◆ **Information supplied**:
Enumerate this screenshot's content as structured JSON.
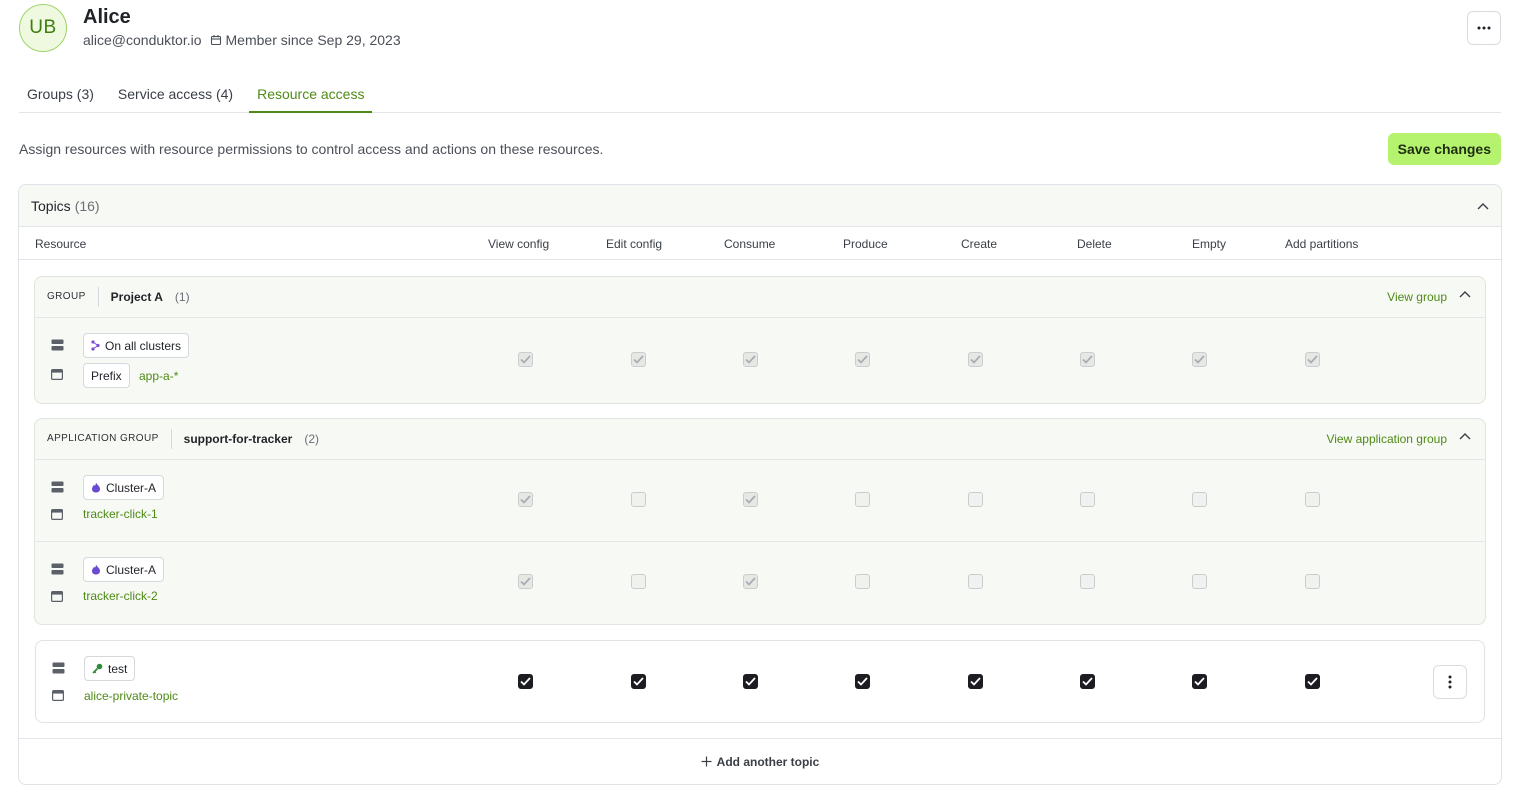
{
  "user": {
    "initials": "UB",
    "name": "Alice",
    "email": "alice@conduktor.io",
    "member_since": "Member since Sep 29, 2023"
  },
  "tabs": [
    {
      "label": "Groups (3)",
      "active": false
    },
    {
      "label": "Service access (4)",
      "active": false
    },
    {
      "label": "Resource access",
      "active": true
    }
  ],
  "description": "Assign resources with resource permissions to control access and actions on these resources.",
  "save_label": "Save changes",
  "topics": {
    "label": "Topics",
    "count": "(16)",
    "columns": [
      "Resource",
      "View config",
      "Edit config",
      "Consume",
      "Produce",
      "Create",
      "Delete",
      "Empty",
      "Add partitions"
    ],
    "add_label": "Add another topic"
  },
  "groups": [
    {
      "type": "GROUP",
      "name": "Project A",
      "count": "(1)",
      "link": "View group",
      "rows": [
        {
          "cluster": "On all clusters",
          "pattern_type": "Prefix",
          "topic": "app-a-*",
          "perms": [
            true,
            true,
            true,
            true,
            true,
            true,
            true,
            true
          ]
        }
      ]
    },
    {
      "type": "APPLICATION GROUP",
      "name": "support-for-tracker",
      "count": "(2)",
      "link": "View application group",
      "rows": [
        {
          "cluster": "Cluster-A",
          "topic": "tracker-click-1",
          "perms": [
            true,
            false,
            true,
            false,
            false,
            false,
            false,
            false
          ]
        },
        {
          "cluster": "Cluster-A",
          "topic": "tracker-click-2",
          "perms": [
            true,
            false,
            true,
            false,
            false,
            false,
            false,
            false
          ]
        }
      ]
    }
  ],
  "own": {
    "cluster": "test",
    "topic": "alice-private-topic",
    "perms": [
      true,
      true,
      true,
      true,
      true,
      true,
      true,
      true
    ]
  },
  "colors": {
    "accent": "#4f8a17",
    "save_bg": "#b5f36e",
    "avatar_bg": "#eef9df"
  }
}
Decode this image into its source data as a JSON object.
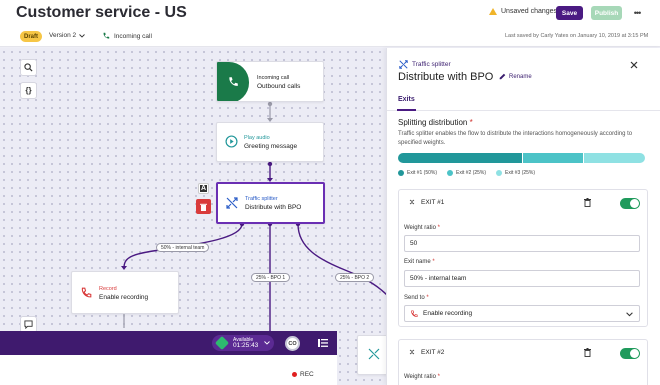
{
  "header": {
    "title": "Customer service - US",
    "unsaved": "Unsaved changes",
    "save": "Save",
    "publish": "Publish",
    "more": "•••"
  },
  "subheader": {
    "badge": "Draft",
    "version": "Version 2",
    "incoming": "Incoming call",
    "last_saved": "Last saved by Carly Yates on January 10, 2019 at 3:15 PM"
  },
  "canvas": {
    "nodes": {
      "incoming": {
        "type": "Incoming call",
        "name": "Outbound calls"
      },
      "play_audio": {
        "type": "Play audio",
        "name": "Greeting message"
      },
      "splitter": {
        "type": "Traffic splitter",
        "name": "Distribute with BPO"
      },
      "record": {
        "type": "Record",
        "name": "Enable recording"
      }
    },
    "edge_labels": {
      "e1": "50% - internal team",
      "e2": "25% - BPO 1",
      "e3": "25% - BPO 2"
    },
    "tool_a": "A",
    "tool_braces": "{}"
  },
  "agent_bar": {
    "status_label": "Available",
    "timer": "01:25:43",
    "initials": "CO",
    "rec": "REC"
  },
  "panel": {
    "type": "Traffic splitter",
    "title": "Distribute with BPO",
    "rename": "Rename",
    "tab": "Exits",
    "split_title": "Splitting distribution",
    "split_desc": "Traffic splitter enables the flow to distribute the interactions homogeneously according to specified weights.",
    "distribution": [
      {
        "label": "Exit #1 (50%)",
        "value": 50,
        "color": "#21979a"
      },
      {
        "label": "Exit #2 (25%)",
        "value": 25,
        "color": "#4cc3c7"
      },
      {
        "label": "Exit #3 (25%)",
        "value": 25,
        "color": "#8fe1e3"
      }
    ],
    "exit1": {
      "name": "EXIT #1",
      "weight_label": "Weight ratio",
      "weight_value": "50",
      "exit_name_label": "Exit name",
      "exit_name_value": "50% - internal  team",
      "send_to_label": "Send to",
      "send_to_value": "Enable recording",
      "enabled": true
    },
    "exit2": {
      "name": "EXIT #2",
      "weight_label": "Weight ratio",
      "enabled": true
    }
  },
  "colors": {
    "accent": "#4a1a82",
    "toggle_on": "#1f9a5c",
    "node_selected": "#6a2fb3",
    "incoming_green": "#1a7a49"
  }
}
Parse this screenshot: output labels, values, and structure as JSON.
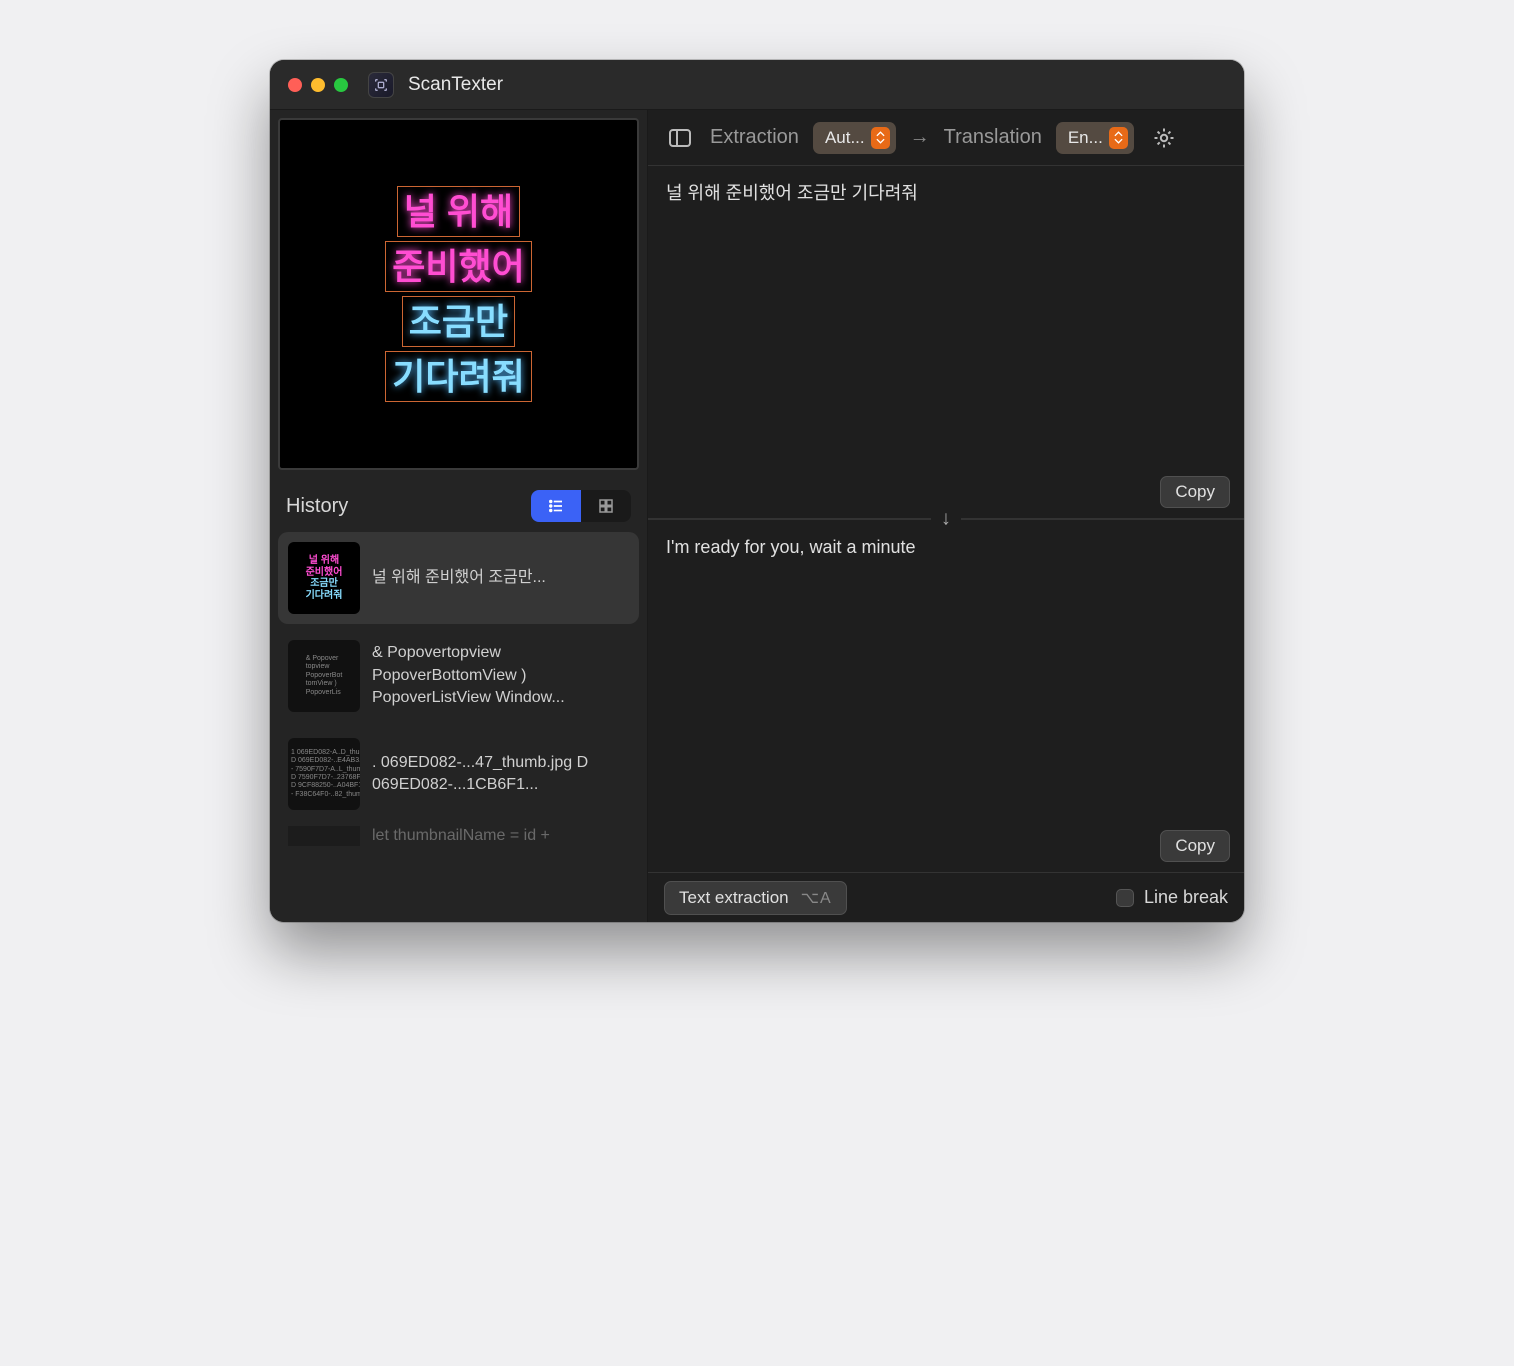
{
  "app": {
    "title": "ScanTexter"
  },
  "preview": {
    "lines": [
      "널  위해",
      "준비했어",
      "조금만",
      "기다려줘"
    ],
    "line_colors": [
      "pink",
      "pink",
      "blue",
      "blue"
    ]
  },
  "sidebar": {
    "history_label": "History",
    "view_mode": "list",
    "items": [
      {
        "preview": "널 위해\n준비했어\n조금만...",
        "selected": true,
        "thumb_kind": "neon"
      },
      {
        "preview": "& Popovertopview PopoverBottomView ) PopoverListView Window...",
        "selected": false,
        "thumb_kind": "code"
      },
      {
        "preview": ". 069ED082-...47_thumb.jpg D 069ED082-...1CB6F1...",
        "selected": false,
        "thumb_kind": "code"
      },
      {
        "preview": "let thumbnailName = id +",
        "selected": false,
        "thumb_kind": "code"
      }
    ]
  },
  "toolbar": {
    "extraction_label": "Extraction",
    "translation_label": "Translation",
    "extraction_lang": "Aut...",
    "translation_lang": "En..."
  },
  "panes": {
    "source_text": "널 위해 준비했어 조금만 기다려줘",
    "translated_text": "I'm ready for you, wait a minute",
    "copy_label": "Copy"
  },
  "bottom": {
    "text_extraction_label": "Text extraction",
    "text_extraction_shortcut": "⌥A",
    "line_break_label": "Line break",
    "line_break_checked": false
  }
}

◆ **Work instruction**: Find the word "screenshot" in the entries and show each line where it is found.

◆ **Problem solution**:
Enumerate this screenshot's content as structured JSON.
Parse this screenshot: output labels, values, and structure as JSON.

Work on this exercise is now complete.